It also reduces how often you need to be out there watering plants and is a great option to water plants while away on vacation

Village Decor Terracotta Water Dripper | $65 at Amazon

Village Decor Terracotta Water Dripper | $65 at Amazon
A terracotta olla waterer complete with lid and a 1600ml reservoir to hold water that can provide a steady level of moisture for up to five days.

How does a terracotta olla work?

A garden olla works using a process of soil moisture tension, a measurement of the force needed for roots to get water from the soil. So when the soil is dry, the water is drawn out through the porous wall of the olla and available for the plant’s roots to take up. When the soil is adequately moist, the water remains in the vessel. Essentially the water only comes out as required by the plant’s around it, making it a very efficient watering method. 

It is thought that plants up to 1 foot away from an olla can benefit from the water seeping out, however this can depend on the soil type. The soil type, together with rainfall, and the size of the vessel, will also impact how often you need to fill the ollas up. It should tend to be once or twice a week. 

A clay pot irrigation system

The porous terracotta seeps water into surrounding soil

(Image credit: Alamy/mediasculp)

How to make your own garden olla

You can purchase ollas online in various sizes, but it is also relatively simple to make a homemade version. 

To do this you need an unglazed terracotta plant pot, a saucer, and something to cover the drainage hole in the pot. Options include a flat piece of clay or stone, a cork, silicone or mounting putty, just to make sure no water cannot get through. 

Simply bury the pot in your flower bed with the hole blocked, fill with water and place the lid on top. The lid keeps dirt out and also any small animals who may be interested. Lift the lid to check the water level every few days and refill as required.

An alternative is to take two terracotta pots, block the hole of one, and glue the rims of each of them together to sink as one vessel. Fill the vessel through the top hole and then cover it with a stone.

pouring water into the top of a terracotta olla

You can fill a homemade olla through the hole in the top of the two terracotta pots

(Image credit: Mediasculp/Alamy Stock Photo)

What plants are best for a garden olla?

Garden ollas have been used for irrigation for centuries to help to grow crops and still to this day they are great for use in the vegetable garden

They are perfect for crops that put out large and fibrous root systems. The pots are ideal to use when growing tomatoes, chillies, squash, pumpkins or zucchini. All of these crops like constant moisture around their roots and are hungry plants.

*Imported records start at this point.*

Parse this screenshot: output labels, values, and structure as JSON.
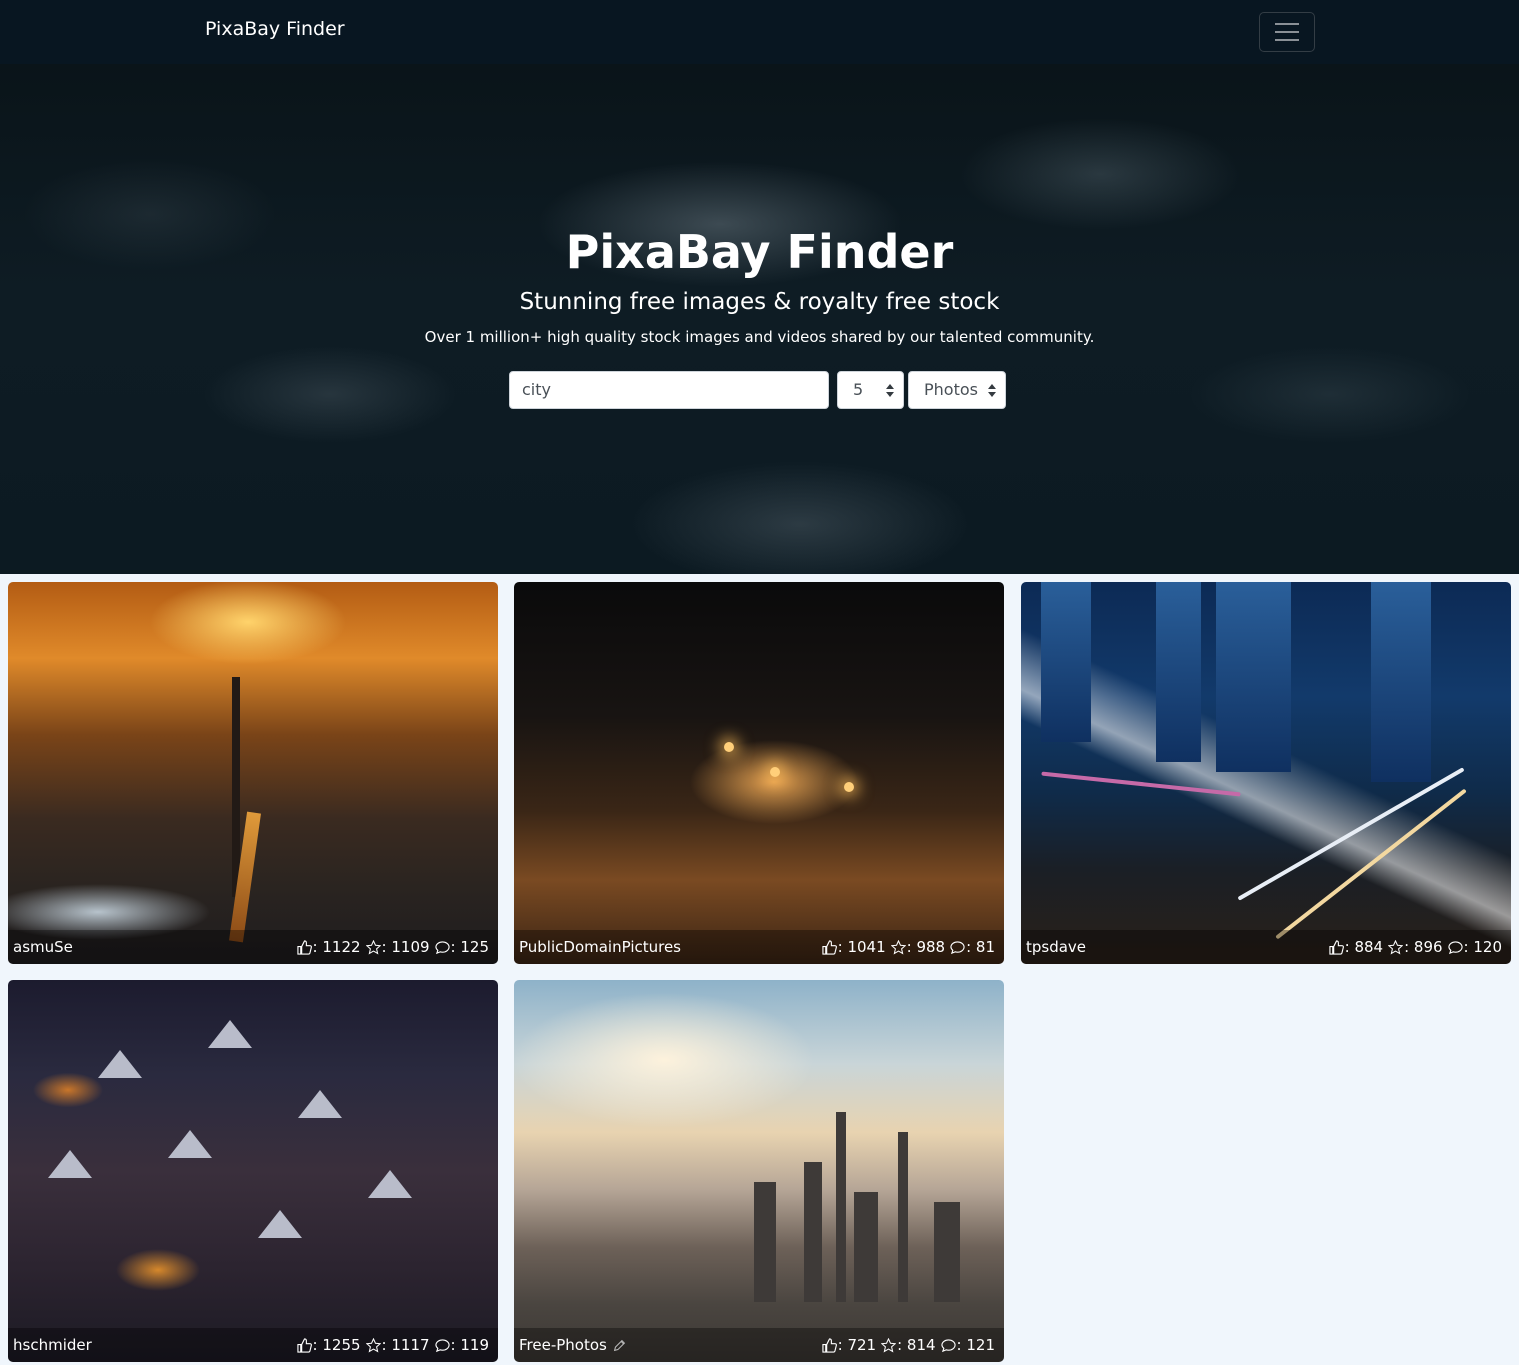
{
  "navbar": {
    "brand": "PixaBay Finder",
    "menu_icon": "hamburger-icon"
  },
  "hero": {
    "title": "PixaBay Finder",
    "subtitle": "Stunning free images & royalty free stock",
    "tagline": "Over 1 million+ high quality stock images and videos shared by our talented community.",
    "search": {
      "value": "city"
    },
    "count_select": {
      "selected": "5"
    },
    "type_select": {
      "selected": "Photos"
    }
  },
  "results": [
    {
      "author": "asmuSe",
      "likes": ": 1122",
      "favorites": ": 1109",
      "comments": ": 125"
    },
    {
      "author": "PublicDomainPictures",
      "likes": ": 1041",
      "favorites": ": 988",
      "comments": ": 81"
    },
    {
      "author": "tpsdave",
      "likes": ": 884",
      "favorites": ": 896",
      "comments": ": 120"
    },
    {
      "author": "hschmider",
      "likes": ": 1255",
      "favorites": ": 1117",
      "comments": ": 119"
    },
    {
      "author": "Free-Photos",
      "likes": ": 721",
      "favorites": ": 814",
      "comments": ": 121",
      "badge_icon": "edit-icon"
    }
  ]
}
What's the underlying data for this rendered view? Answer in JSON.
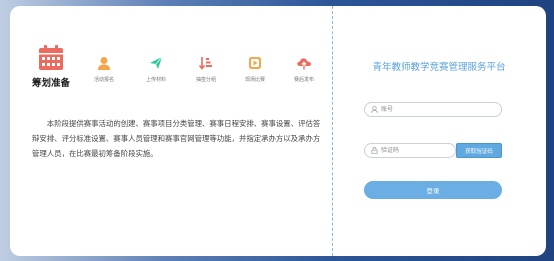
{
  "colors": {
    "accent": "#5aa2df",
    "button": "#6aaee3",
    "icon_red": "#ec6b5e",
    "icon_orange": "#f3a64a",
    "icon_green": "#2fc59a"
  },
  "stages": {
    "main": {
      "label": "筹划准备",
      "icon": "calendar-icon"
    },
    "items": [
      {
        "label": "活动报名",
        "icon": "user-icon"
      },
      {
        "label": "上传材料",
        "icon": "send-icon"
      },
      {
        "label": "抽签分组",
        "icon": "sort-icon"
      },
      {
        "label": "现场比赛",
        "icon": "play-icon"
      },
      {
        "label": "赛后发布",
        "icon": "cloud-upload-icon"
      }
    ]
  },
  "description": "本阶段提供赛事活动的创建、赛事项目分类管理、赛事日程安排、赛事设置、评估答辩安排、评分标准设置、赛事人员管理和赛事官网管理等功能，并指定承办方以及承办方管理人员，在比赛最初筹备阶段实施。",
  "login": {
    "title": "青年教师教学竞赛管理服务平台",
    "account_placeholder": "账号",
    "code_placeholder": "验证码",
    "get_code_label": "获取验证码",
    "submit_label": "登录"
  }
}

Olla pots are also practical to use when planting a tree to keep the young tree alive, but should be removed after the first year. They can also be used in flower beds and borders, however care needs to be taken as the roots of woody shrubs once established are capable of breaking through the terracotta in search of water.

An olla can be used for watering plants in containers as well as those in the yard. An individual olla is more than suitable to be utilized in larger pots and planters to keep plants well watered. 

Terracotta pots

Terracotta pots can be turned into homemade ollas

(Image credit: Getty/Mint Images)

We can all learn something from looking to the past. Gardeners then survived without automatic irrigation systems, so why not utilize that knowledge and put it to use in our current gardens?

Some of the simplest techniques can be very effective, and ollas are highly effective. I would be surprised not to see this watering technique gain more popularity again as our summers continue to get hotter and gardeners look for tried-and-trusted ways to help keep plants hydrated.

Drew Swainston
Content Editor

Drew’s passion for gardening started with growing vegetables and salad in raised beds in a small urban terrace garden. He has gone on to work as a professional gardener in historic gardens across the UK and also specialise as a kitchen gardener growing vegetables, fruit, herbs, and cut flowers. That passion for growing extends to being an allotmenteer, garden blogger, and producing how-to gardening guides for websites. Drew was shortlisted in the New Talent of the Year award at the 2023 Garden Media Guild Awards.